Barbara Wiggin

Principal Viola

Year you joined the ECSO:1994

Barbara Wiggin, viola, is a native of Erie, Pennsylvania and received degrees in viola performance at West Virginia University (BM) and the University of Connecticut (MM). Ms. Wiggin has been a member of the ECSO since 1994 and became principal viola in 2000. Barbara has been featured as a soloist on the ECSO stage in previous seasons for performances of Harold in Italy by Berlioz, Britten’s Lachrymae and Joan Tower’s Purple Rhapsody. She is a member of the New Haven Symphony Orchestra, Assistant Principal viola in the Waterbury Symphony Orchestra and performs frequently in chamber music recitals throughout Connecticut and New England. In 2001 and 2002 Barbara participated as a member of the Hartford Symphony Orchestra viola section for the Andrea Bocelli National Tour on the East Coast and Canada. She currently continues to enjoy the opportunity to perform with National and International musicians at the Connecticut casino venues. Ms. Wiggin is the violist and one of three artistic directors for the Hop River Chamber Music Players based in Andover, CT. In addition to performing, Barbara has been on the faculty at the Hartford Conservatory, UConn Community School and held a private studio for 10 years teaching violin, viola and chamber music to all ages. She was on staff and operations director at the Music Mountain Chamber Music Festival for high school students in Falls Village. Ms. Wiggin continues to be active in the community as a guest artist for educational outreach programs and masterclasses.

Favorite Composer:Shostakovich

Hidden Talent:I crochet scarves, hats, shawls and I just launched a website that features some of those things.

Who/What Inspired You To Take Up Your Instrument:Watching Lawrence Welk and falling in love with that string sound.

Your Favorite Musical Memory:I have a lot of favorite musical memories, but my most favorite and memorable happened after a concert.

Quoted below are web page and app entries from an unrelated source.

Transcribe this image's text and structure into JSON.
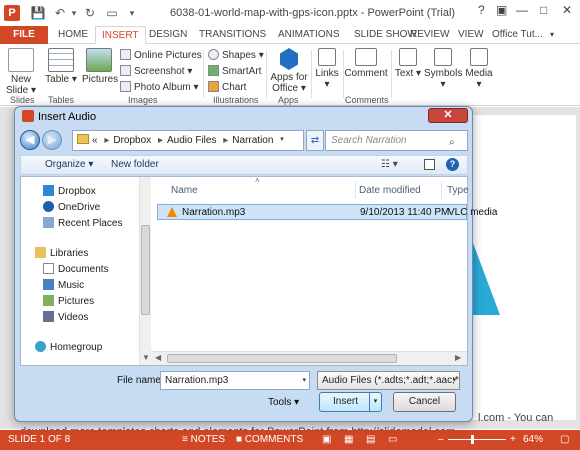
{
  "app": {
    "title": "6038-01-world-map-with-gps-icon.pptx - PowerPoint (Trial)",
    "ppt_logo": "P",
    "qat": {
      "save": "💾",
      "undo": "↶",
      "undo_dd": "▾",
      "redo": "↻",
      "customize": "▾"
    },
    "window": {
      "help": "?",
      "ribbon_opts": "▣",
      "minimize": "—",
      "maximize": "□",
      "close": "✕"
    },
    "account": "Office Tut...",
    "account_dd": "▾"
  },
  "ribbon_tabs": [
    "FILE",
    "HOME",
    "INSERT",
    "DESIGN",
    "TRANSITIONS",
    "ANIMATIONS",
    "SLIDE SHOW",
    "REVIEW",
    "VIEW"
  ],
  "ribbon": {
    "new_slide": "New Slide ▾",
    "table": "Table ▾",
    "pictures": "Pictures",
    "online_pictures": "Online Pictures",
    "screenshot": "Screenshot ▾",
    "photo_album": "Photo Album ▾",
    "shapes": "Shapes ▾",
    "smartart": "SmartArt",
    "chart": "Chart",
    "apps_for_office": "Apps for Office ▾",
    "links": "Links ▾",
    "comment": "Comment",
    "text": "Text ▾",
    "symbols": "Symbols ▾",
    "media": "Media ▾",
    "groups": [
      "Slides",
      "Tables",
      "Images",
      "Illustrations",
      "Apps",
      "Comments"
    ]
  },
  "slide": {
    "text_line1": "l.com - You can",
    "text_line2": "download more templates charts and elements for PowerPoint from http://slidemodel.com"
  },
  "status": {
    "slide": "SLIDE 1 OF 8",
    "notes": "≡ NOTES",
    "comments": "■ COMMENTS",
    "zoom": "64%",
    "zoom_minus": "–",
    "zoom_plus": "+",
    "fit": "▢"
  },
  "dialog": {
    "title": "Insert Audio",
    "close": "✕",
    "back": "◀",
    "forward": "▶",
    "breadcrumb": {
      "overflow": "«",
      "parts": [
        "Dropbox",
        "Audio Files",
        "Narration"
      ],
      "sep": "▸"
    },
    "address_dd": "▾",
    "refresh": "⇄",
    "search_placeholder": "Search Narration",
    "search_icon": "⌕",
    "organize": "Organize ▾",
    "new_folder": "New folder",
    "views_icon": "☷ ▾",
    "help": "?",
    "nav_items": [
      "Dropbox",
      "OneDrive",
      "Recent Places",
      "Libraries",
      "Documents",
      "Music",
      "Pictures",
      "Videos",
      "Homegroup"
    ],
    "columns": [
      "Name",
      "Date modified",
      "Type"
    ],
    "sort_arrow": "˄",
    "files": [
      {
        "name": "Narration.mp3",
        "date": "9/10/2013 11:40 PM",
        "type": "VLC media"
      }
    ],
    "scroll_left": "◀",
    "scroll_right": "▶",
    "scroll_up": "▲",
    "scroll_down": "▼",
    "file_name_label": "File name:",
    "file_name_value": "Narration.mp3",
    "file_type_value": "Audio Files (*.adts;*.adt;*.aac;*.",
    "dropdown_arrow": "▾",
    "tools": "Tools ▾",
    "insert": "Insert",
    "cancel": "Cancel"
  },
  "colors": {
    "accent": "#d24726",
    "selection": "#cde3f8",
    "dialog_frame": "#c7dcf2"
  }
}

At this performance of the New Haven Symphony, two supporters of the symphony were honored as long time, unwavering audience members, having never missed a season in many years (I can’t remember the exact number but it was impressive). As I was leaving Woolsey Hall afterwards, I was approached by an elderly man with a huge smile who said, “I’ve been coming here a very long time and they made a big deal out of it so I figured it was time to shake someone’s hand and say thank you.” I was so thankful to have been the one on the sidewalk at that very moment. Having that encounter made my night.